- Description of the task: Copy the listing exactly, images excluded.

- Record set:
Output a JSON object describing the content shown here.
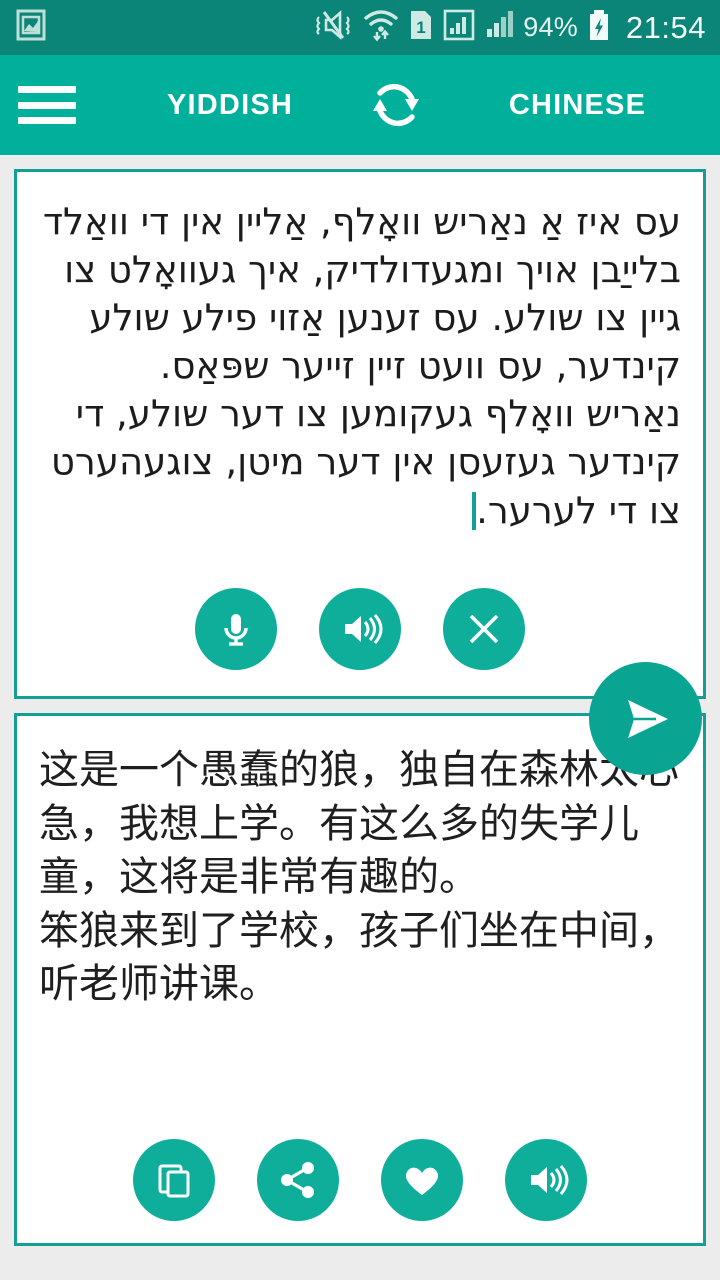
{
  "status_bar": {
    "gallery_icon": "image-icon",
    "icons": [
      "mute-vibrate-icon",
      "wifi-icon",
      "sim1-icon",
      "signal-sim1-icon",
      "signal-sim2-icon"
    ],
    "battery_percent": "94%",
    "battery_icon": "battery-charging-icon",
    "clock": "21:54",
    "bg_color": "#0b8577"
  },
  "toolbar": {
    "menu_icon": "hamburger-menu-icon",
    "source_language": "YIDDISH",
    "target_language": "CHINESE",
    "swap_icon": "swap-languages-icon",
    "bg_color": "#00b09b"
  },
  "source_card": {
    "text": "עס איז אַ נאַריש וואָלף, אַליין אין די וואַלד בלייַבן אויך ומגעדולדיק, איך געוואָלט צו גיין צו שולע. עס זענען אַזוי פילע שולע קינדער, עס וועט זיין זייער שפּאַס.\nנאַריש וואָלף געקומען צו דער שולע, די קינדער געזעסן אין דער מיטן, צוגעהערט צו די לערער.",
    "has_caret": true,
    "buttons": [
      {
        "name": "microphone-button",
        "icon": "microphone-icon"
      },
      {
        "name": "speak-button",
        "icon": "speaker-icon"
      },
      {
        "name": "clear-button",
        "icon": "close-icon"
      }
    ]
  },
  "translate_fab": {
    "name": "translate-send-button",
    "icon": "send-paper-plane-icon",
    "color": "#0aa493"
  },
  "target_card": {
    "text": "这是一个愚蠢的狼，独自在森林太心急，我想上学。有这么多的失学儿童，这将是非常有趣的。\n笨狼来到了学校，孩子们坐在中间，听老师讲课。",
    "buttons": [
      {
        "name": "copy-button",
        "icon": "copy-icon"
      },
      {
        "name": "share-button",
        "icon": "share-icon"
      },
      {
        "name": "favorite-button",
        "icon": "heart-icon"
      },
      {
        "name": "speak-translation-button",
        "icon": "speaker-icon"
      }
    ]
  },
  "theme": {
    "accent": "#0fae9b",
    "card_border": "#13a094",
    "page_bg": "#ececec"
  }
}
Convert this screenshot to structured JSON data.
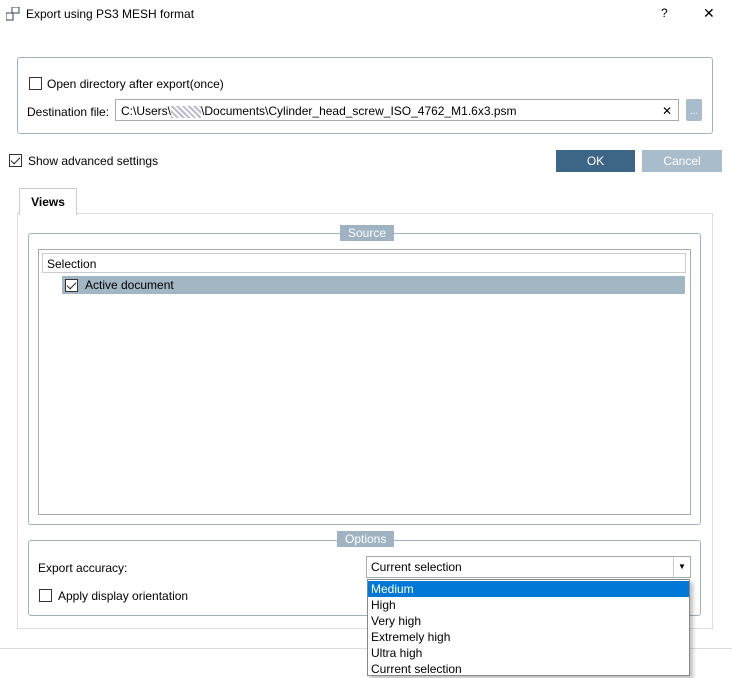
{
  "window": {
    "title": "Export using PS3 MESH format",
    "help": "?",
    "close": "✕"
  },
  "top": {
    "open_dir_label": "Open directory after export(once)",
    "open_dir_checked": false,
    "dest_label": "Destination file:",
    "dest_prefix": "C:\\Users\\",
    "dest_suffix": "\\Documents\\Cylinder_head_screw_ISO_4762_M1.6x3.psm",
    "clear": "✕",
    "browse": "..."
  },
  "advanced": {
    "label": "Show advanced settings",
    "checked": true
  },
  "buttons": {
    "ok": "OK",
    "cancel": "Cancel"
  },
  "tabs": [
    {
      "label": "Views"
    }
  ],
  "source": {
    "legend": "Source",
    "column": "Selection",
    "rows": [
      {
        "label": "Active document",
        "checked": true
      }
    ]
  },
  "options": {
    "legend": "Options",
    "accuracy_label": "Export accuracy:",
    "accuracy_value": "Current selection",
    "orientation_label": "Apply display orientation",
    "orientation_checked": false,
    "dropdown_items": [
      "Medium",
      "High",
      "Very high",
      "Extremely high",
      "Ultra high",
      "Current selection"
    ],
    "highlighted": "Medium"
  }
}
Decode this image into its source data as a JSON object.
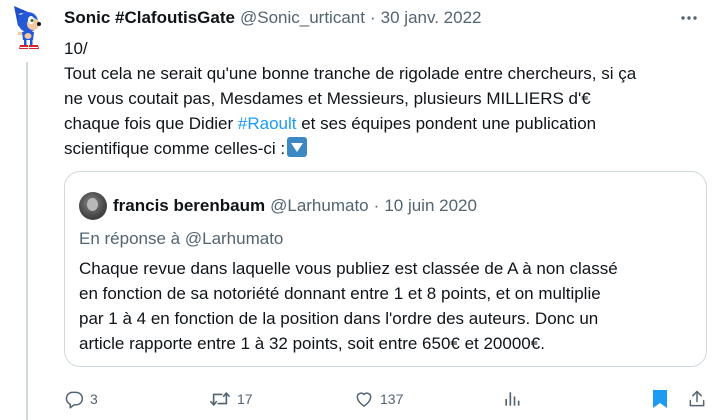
{
  "tweet": {
    "display_name": "Sonic #ClafoutisGate",
    "handle": "@Sonic_urticant",
    "separator": "·",
    "date": "30 janv. 2022",
    "text": {
      "line1": "10/",
      "line2": "Tout cela ne serait qu'une bonne tranche de rigolade entre chercheurs, si ça",
      "line3": "ne vous coutait pas, Mesdames et Messieurs, plusieurs MILLIERS d'€",
      "line4_before": "chaque fois que Didier ",
      "hashtag": "#Raoult",
      "line4_after": " et ses équipes pondent une publication",
      "line5": "scientifique comme celles-ci :"
    },
    "emoji_icon": "down-arrow-button-emoji"
  },
  "quote": {
    "display_name": "francis berenbaum",
    "handle": "@Larhumato",
    "separator": "·",
    "date": "10 juin 2020",
    "reply_to": "En réponse à @Larhumato",
    "text": {
      "line1": "Chaque revue dans laquelle vous publiez est classée de A à non classé",
      "line2": "en fonction de sa notoriété donnant entre 1 et 8 points, et on multiplie",
      "line3": "par 1 à 4 en fonction de la position dans l'ordre des auteurs. Donc un",
      "line4": "article rapporte entre 1 à 32 points, soit entre 650€ et 20000€."
    }
  },
  "actions": {
    "reply_count": "3",
    "retweet_count": "17",
    "like_count": "137",
    "colors": {
      "muted": "#536471",
      "bookmark_active": "#1d9bf0",
      "link": "#1d9bf0"
    }
  }
}
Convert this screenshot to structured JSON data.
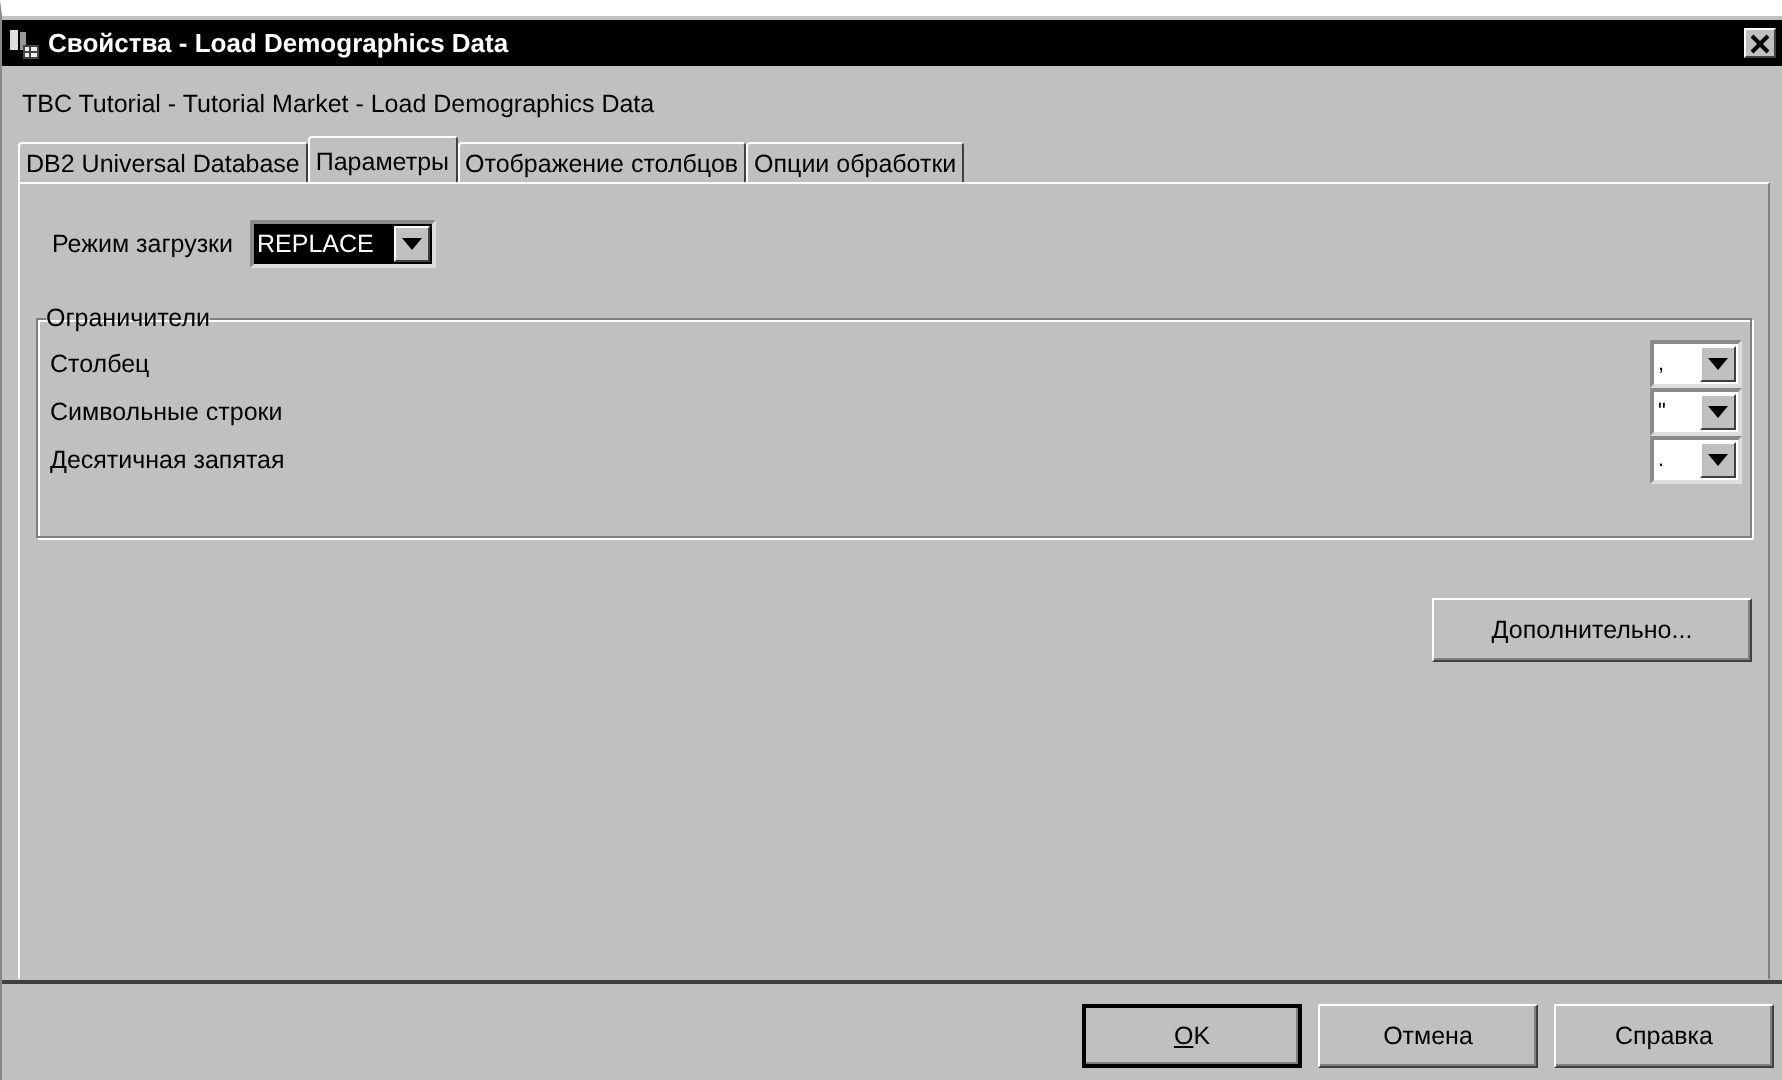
{
  "window": {
    "title": "Свойства - Load Demographics Data"
  },
  "subtitle": "TBC Tutorial - Tutorial Market - Load Demographics Data",
  "tabs": [
    {
      "label": "DB2 Universal Database",
      "selected": false
    },
    {
      "label": "Параметры",
      "selected": true
    },
    {
      "label": "Отображение столбцов",
      "selected": false
    },
    {
      "label": "Опции обработки",
      "selected": false
    }
  ],
  "load_mode": {
    "label": "Режим загрузки",
    "value": "REPLACE"
  },
  "delimiters": {
    "title": "Ограничители",
    "rows": [
      {
        "label": "Столбец",
        "value": ","
      },
      {
        "label": "Символьные строки",
        "value": "\""
      },
      {
        "label": "Десятичная запятая",
        "value": "."
      }
    ]
  },
  "advanced_button": "Дополнительно...",
  "buttons": [
    {
      "label": "OK",
      "default": true
    },
    {
      "label": "Отмена",
      "default": false
    },
    {
      "label": "Справка",
      "default": false
    }
  ]
}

- Answer to this task:
Output a JSON object describing the content shown here.
{
  "status_bar": {
    "gallery_icon": "image-icon",
    "icons": [
      "mute-vibrate-icon",
      "wifi-icon",
      "sim1-icon",
      "signal-sim1-icon",
      "signal-sim2-icon"
    ],
    "battery_percent": "94%",
    "battery_icon": "battery-charging-icon",
    "clock": "21:54",
    "bg_color": "#0b8577"
  },
  "toolbar": {
    "menu_icon": "hamburger-menu-icon",
    "source_language": "YIDDISH",
    "target_language": "CHINESE",
    "swap_icon": "swap-languages-icon",
    "bg_color": "#00b09b"
  },
  "source_card": {
    "text": "עס איז אַ נאַריש וואָלף, אַליין אין די וואַלד בלייַבן אויך ומגעדולדיק, איך געוואָלט צו גיין צו שולע. עס זענען אַזוי פילע שולע קינדער, עס וועט זיין זייער שפּאַס.\nנאַריש וואָלף געקומען צו דער שולע, די קינדער געזעסן אין דער מיטן, צוגעהערט צו די לערער.",
    "has_caret": true,
    "buttons": [
      {
        "name": "microphone-button",
        "icon": "microphone-icon"
      },
      {
        "name": "speak-button",
        "icon": "speaker-icon"
      },
      {
        "name": "clear-button",
        "icon": "close-icon"
      }
    ]
  },
  "translate_fab": {
    "name": "translate-send-button",
    "icon": "send-paper-plane-icon",
    "color": "#0aa493"
  },
  "target_card": {
    "text": "这是一个愚蠢的狼，独自在森林太心急，我想上学。有这么多的失学儿童，这将是非常有趣的。\n笨狼来到了学校，孩子们坐在中间，听老师讲课。",
    "buttons": [
      {
        "name": "copy-button",
        "icon": "copy-icon"
      },
      {
        "name": "share-button",
        "icon": "share-icon"
      },
      {
        "name": "favorite-button",
        "icon": "heart-icon"
      },
      {
        "name": "speak-translation-button",
        "icon": "speaker-icon"
      }
    ]
  },
  "theme": {
    "accent": "#0fae9b",
    "card_border": "#13a094",
    "page_bg": "#ececec"
  }
}
Convert this screenshot to structured JSON data.
{
  "window": {
    "title": "Export using PS3 MESH format",
    "help": "?",
    "close": "✕"
  },
  "top": {
    "open_dir_label": "Open directory after export(once)",
    "open_dir_checked": false,
    "dest_label": "Destination file:",
    "dest_prefix": "C:\\Users\\",
    "dest_suffix": "\\Documents\\Cylinder_head_screw_ISO_4762_M1.6x3.psm",
    "clear": "✕",
    "browse": "..."
  },
  "advanced": {
    "label": "Show advanced settings",
    "checked": true
  },
  "buttons": {
    "ok": "OK",
    "cancel": "Cancel"
  },
  "tabs": [
    {
      "label": "Views"
    }
  ],
  "source": {
    "legend": "Source",
    "column": "Selection",
    "rows": [
      {
        "label": "Active document",
        "checked": true
      }
    ]
  },
  "options": {
    "legend": "Options",
    "accuracy_label": "Export accuracy:",
    "accuracy_value": "Current selection",
    "orientation_label": "Apply display orientation",
    "orientation_checked": false,
    "dropdown_items": [
      "Medium",
      "High",
      "Very high",
      "Extremely high",
      "Ultra high",
      "Current selection"
    ],
    "highlighted": "Medium"
  }
}
Decode this image into its source data as a JSON object.
{
  "tweet": {
    "display_name": "Sonic #ClafoutisGate",
    "handle": "@Sonic_urticant",
    "separator": "·",
    "date": "30 janv. 2022",
    "text": {
      "line1": "10/",
      "line2": "Tout cela ne serait qu'une bonne tranche de rigolade entre chercheurs, si ça",
      "line3": "ne vous coutait pas, Mesdames et Messieurs, plusieurs MILLIERS d'€",
      "line4_before": "chaque fois que Didier ",
      "hashtag": "#Raoult",
      "line4_after": " et ses équipes pondent une publication",
      "line5": "scientifique comme celles-ci :"
    },
    "emoji_icon": "down-arrow-button-emoji"
  },
  "quote": {
    "display_name": "francis berenbaum",
    "handle": "@Larhumato",
    "separator": "·",
    "date": "10 juin 2020",
    "reply_to": "En réponse à @Larhumato",
    "text": {
      "line1": "Chaque revue dans laquelle vous publiez est classée de A à non classé",
      "line2": "en fonction de sa notoriété donnant entre 1 et 8 points, et on multiplie",
      "line3": "par 1 à 4 en fonction de la position dans l'ordre des auteurs. Donc un",
      "line4": "article rapporte entre 1 à 32 points, soit entre 650€ et 20000€."
    }
  },
  "actions": {
    "reply_count": "3",
    "retweet_count": "17",
    "like_count": "137",
    "colors": {
      "muted": "#536471",
      "bookmark_active": "#1d9bf0",
      "link": "#1d9bf0"
    }
  }
}
Convert this screenshot to structured JSON data.
{
  "window": {
    "title": "Свойства - Load Demographics Data"
  },
  "subtitle": "TBC Tutorial - Tutorial Market - Load Demographics Data",
  "tabs": [
    {
      "label": "DB2 Universal Database",
      "selected": false
    },
    {
      "label": "Параметры",
      "selected": true
    },
    {
      "label": "Отображение столбцов",
      "selected": false
    },
    {
      "label": "Опции обработки",
      "selected": false
    }
  ],
  "load_mode": {
    "label": "Режим загрузки",
    "value": "REPLACE"
  },
  "delimiters": {
    "title": "Ограничители",
    "rows": [
      {
        "label": "Столбец",
        "value": ","
      },
      {
        "label": "Символьные строки",
        "value": "\""
      },
      {
        "label": "Десятичная запятая",
        "value": "."
      }
    ]
  },
  "advanced_button": "Дополнительно...",
  "buttons": [
    {
      "label": "OK",
      "default": true
    },
    {
      "label": "Отмена",
      "default": false
    },
    {
      "label": "Справка",
      "default": false
    }
  ]
}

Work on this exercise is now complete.